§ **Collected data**

*****

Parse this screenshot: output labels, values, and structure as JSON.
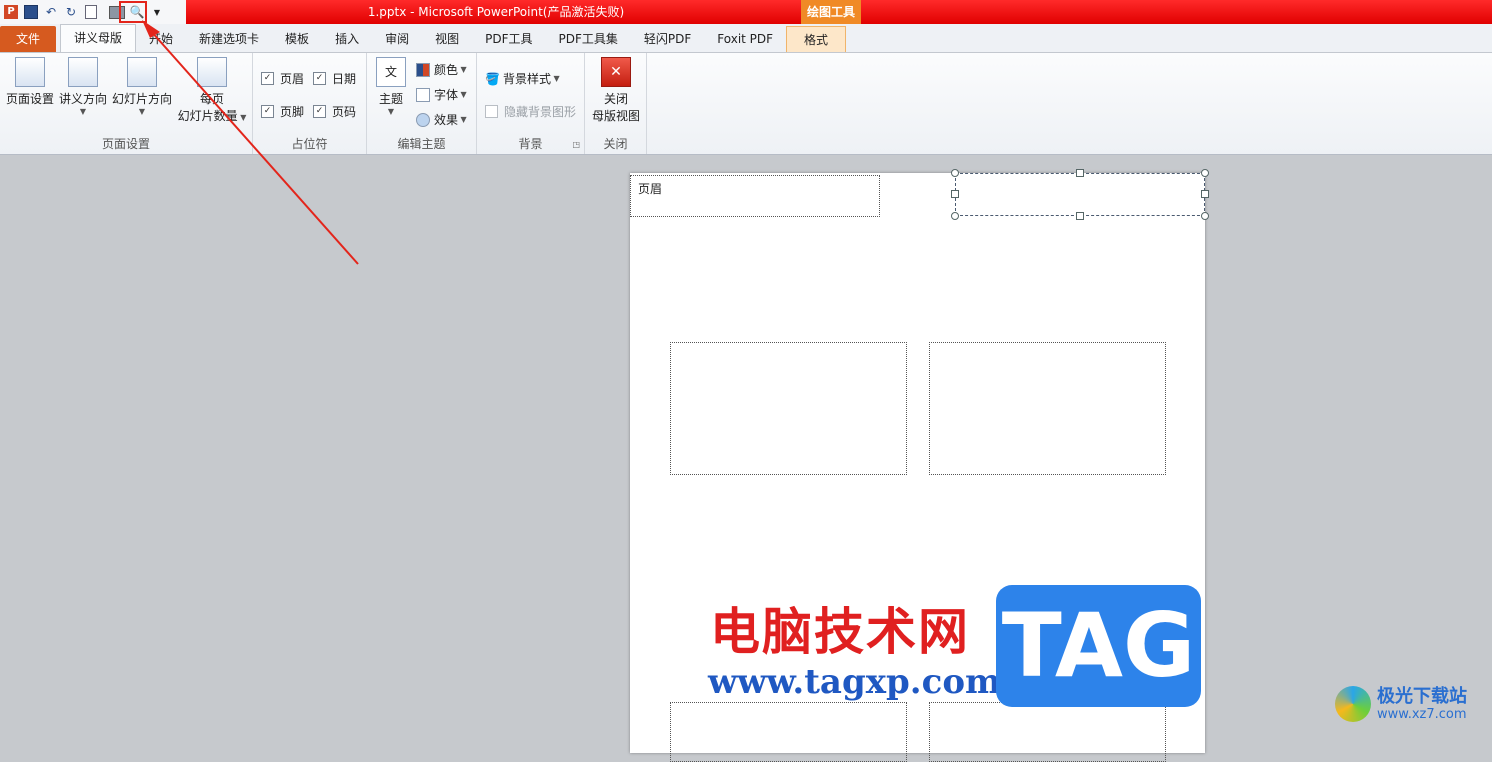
{
  "window": {
    "title": "1.pptx - Microsoft PowerPoint(产品激活失败)",
    "contextual_group": "绘图工具"
  },
  "quick_access": {
    "icons": [
      "powerpoint-logo-icon",
      "save-icon",
      "undo-icon",
      "redo-icon",
      "new-slide-icon",
      "print-icon",
      "print-preview-icon",
      "customize-qat-icon"
    ]
  },
  "tabs": [
    {
      "label": "文件",
      "kind": "file"
    },
    {
      "label": "讲义母版",
      "kind": "active"
    },
    {
      "label": "开始"
    },
    {
      "label": "新建选项卡"
    },
    {
      "label": "模板"
    },
    {
      "label": "插入"
    },
    {
      "label": "审阅"
    },
    {
      "label": "视图"
    },
    {
      "label": "PDF工具"
    },
    {
      "label": "PDF工具集"
    },
    {
      "label": "轻闪PDF"
    },
    {
      "label": "Foxit PDF"
    },
    {
      "label": "格式",
      "kind": "contextual"
    }
  ],
  "ribbon": {
    "page_setup": {
      "label": "页面设置",
      "page_setup_btn": "页面设置",
      "handout_orientation": "讲义方向",
      "slide_orientation": "幻灯片方向",
      "slides_per_page_1": "每页",
      "slides_per_page_2": "幻灯片数量"
    },
    "placeholders": {
      "label": "占位符",
      "header": "页眉",
      "date": "日期",
      "footer": "页脚",
      "page_number": "页码"
    },
    "edit_theme": {
      "label": "编辑主题",
      "theme": "主题",
      "colors": "颜色",
      "fonts": "字体",
      "effects": "效果"
    },
    "background": {
      "label": "背景",
      "styles": "背景样式",
      "hide_graphics": "隐藏背景图形"
    },
    "close": {
      "label": "关闭",
      "btn_1": "关闭",
      "btn_2": "母版视图"
    }
  },
  "document": {
    "header_placeholder": "页眉"
  },
  "watermark": {
    "cn": "电脑技术网",
    "url": "www.tagxp.com",
    "tag": "TAG",
    "site_name": "极光下载站",
    "site_url": "www.xz7.com"
  },
  "colors": {
    "title_red": "#e00000",
    "file_tab": "#d65a1f",
    "contextual": "#f08a26",
    "annotation_red": "#e3251b"
  }
}
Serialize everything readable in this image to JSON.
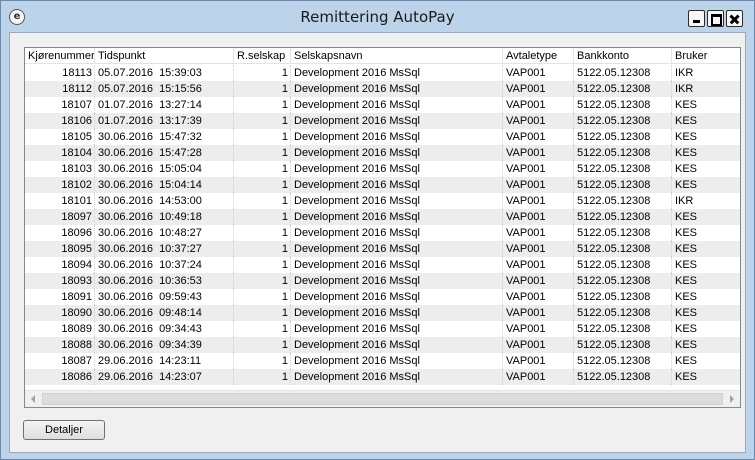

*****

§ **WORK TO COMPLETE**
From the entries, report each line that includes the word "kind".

§ **RESPONSE BELOW**
      "kind": "file"
      "kind": "active"
      "kind": "contextual"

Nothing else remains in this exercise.